PROMPT:
The answer must consist of every line below that contains the word "state".

[Records from a collection]
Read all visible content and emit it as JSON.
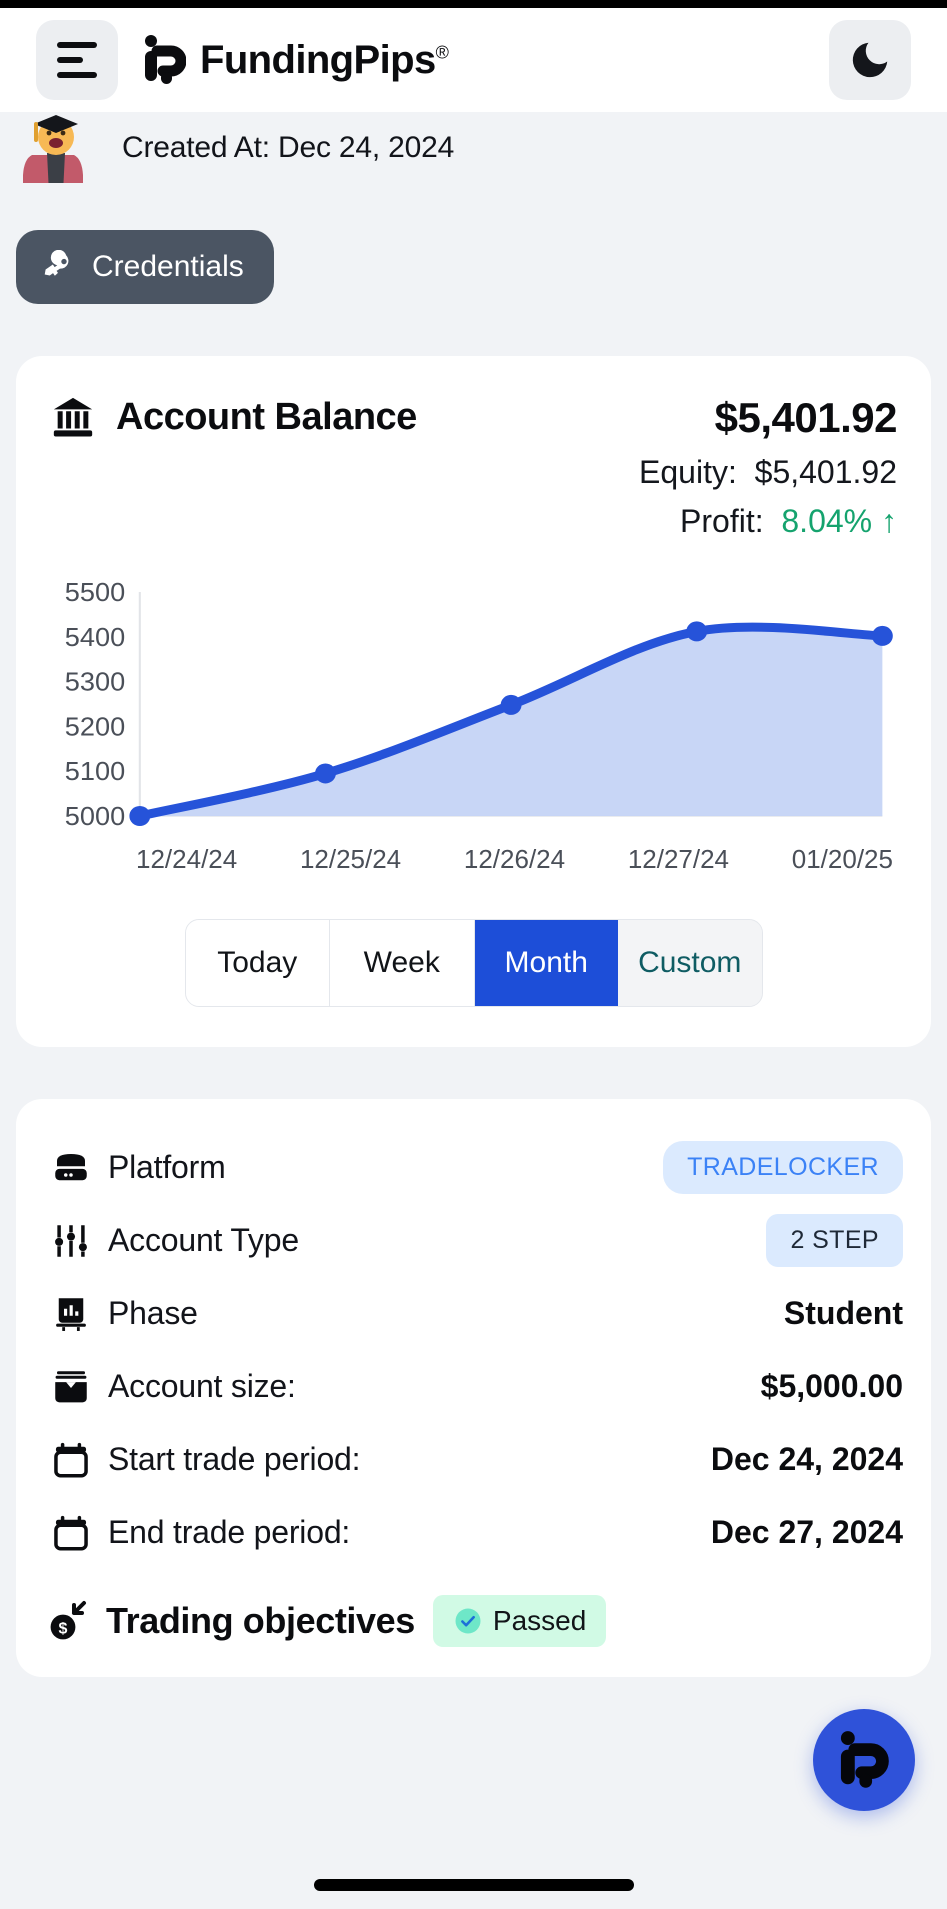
{
  "header": {
    "menu_icon": "hamburger-icon",
    "brand_name": "FundingPips",
    "brand_registered": "®",
    "theme_icon": "moon-icon"
  },
  "account_meta": {
    "avatar_icon": "student-avatar",
    "created_at": "Created At: Dec 24, 2024",
    "credentials_label": "Credentials",
    "credentials_icon": "key-icon"
  },
  "balance_card": {
    "icon": "bank-icon",
    "title": "Account Balance",
    "amount": "$5,401.92",
    "equity_label": "Equity:",
    "equity_value": "$5,401.92",
    "profit_label": "Profit:",
    "profit_value": "8.04%",
    "profit_arrow": "↑",
    "profit_color": "#15a36e"
  },
  "period_tabs": [
    {
      "label": "Today",
      "state": "inactive"
    },
    {
      "label": "Week",
      "state": "inactive"
    },
    {
      "label": "Month",
      "state": "active"
    },
    {
      "label": "Custom",
      "state": "muted"
    }
  ],
  "details": {
    "rows": [
      {
        "icon": "server-icon",
        "label": "Platform",
        "value": "TRADELOCKER",
        "kind": "badge-platform"
      },
      {
        "icon": "sliders-icon",
        "label": "Account Type",
        "value": "2 STEP",
        "kind": "badge-acct"
      },
      {
        "icon": "chart-icon",
        "label": "Phase",
        "value": "Student",
        "kind": "text"
      },
      {
        "icon": "wallet-icon",
        "label": "Account size:",
        "value": "$5,000.00",
        "kind": "text"
      },
      {
        "icon": "calendar-icon",
        "label": "Start trade period:",
        "value": "Dec 24, 2024",
        "kind": "text"
      },
      {
        "icon": "calendar-icon",
        "label": "End trade period:",
        "value": "Dec 27, 2024",
        "kind": "text"
      }
    ],
    "objectives_icon": "coin-in-icon",
    "objectives_title": "Trading objectives",
    "objectives_status": "Passed",
    "objectives_status_icon": "check-circle-icon"
  },
  "fab": {
    "icon": "fundingpips-logo-icon"
  },
  "colors": {
    "accent_blue": "#1d4ed8",
    "line_blue": "#2653d9",
    "area_blue": "#c5d4f5",
    "profit_green": "#15a36e",
    "dark_pill": "#4b5563",
    "page_bg": "#f1f3f6"
  },
  "chart_data": {
    "type": "area",
    "title": "Account Balance",
    "x": [
      "12/24/24",
      "12/25/24",
      "12/26/24",
      "12/27/24",
      "01/20/25"
    ],
    "values": [
      5000,
      5095,
      5248,
      5412,
      5402
    ],
    "ylabel": "",
    "xlabel": "",
    "ytick_labels": [
      "5500",
      "5400",
      "5300",
      "5200",
      "5100",
      "5000"
    ],
    "yticks": [
      5500,
      5400,
      5300,
      5200,
      5100,
      5000
    ],
    "ylim": [
      5000,
      5500
    ],
    "grid": false,
    "legend": "none",
    "series": [
      {
        "name": "Balance",
        "values": [
          5000,
          5095,
          5248,
          5412,
          5402
        ],
        "color": "#2653d9"
      }
    ]
  }
}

WORKED SOLUTION:
      "state": "inactive"
      "state": "inactive"
      "state": "active"
      "state": "muted"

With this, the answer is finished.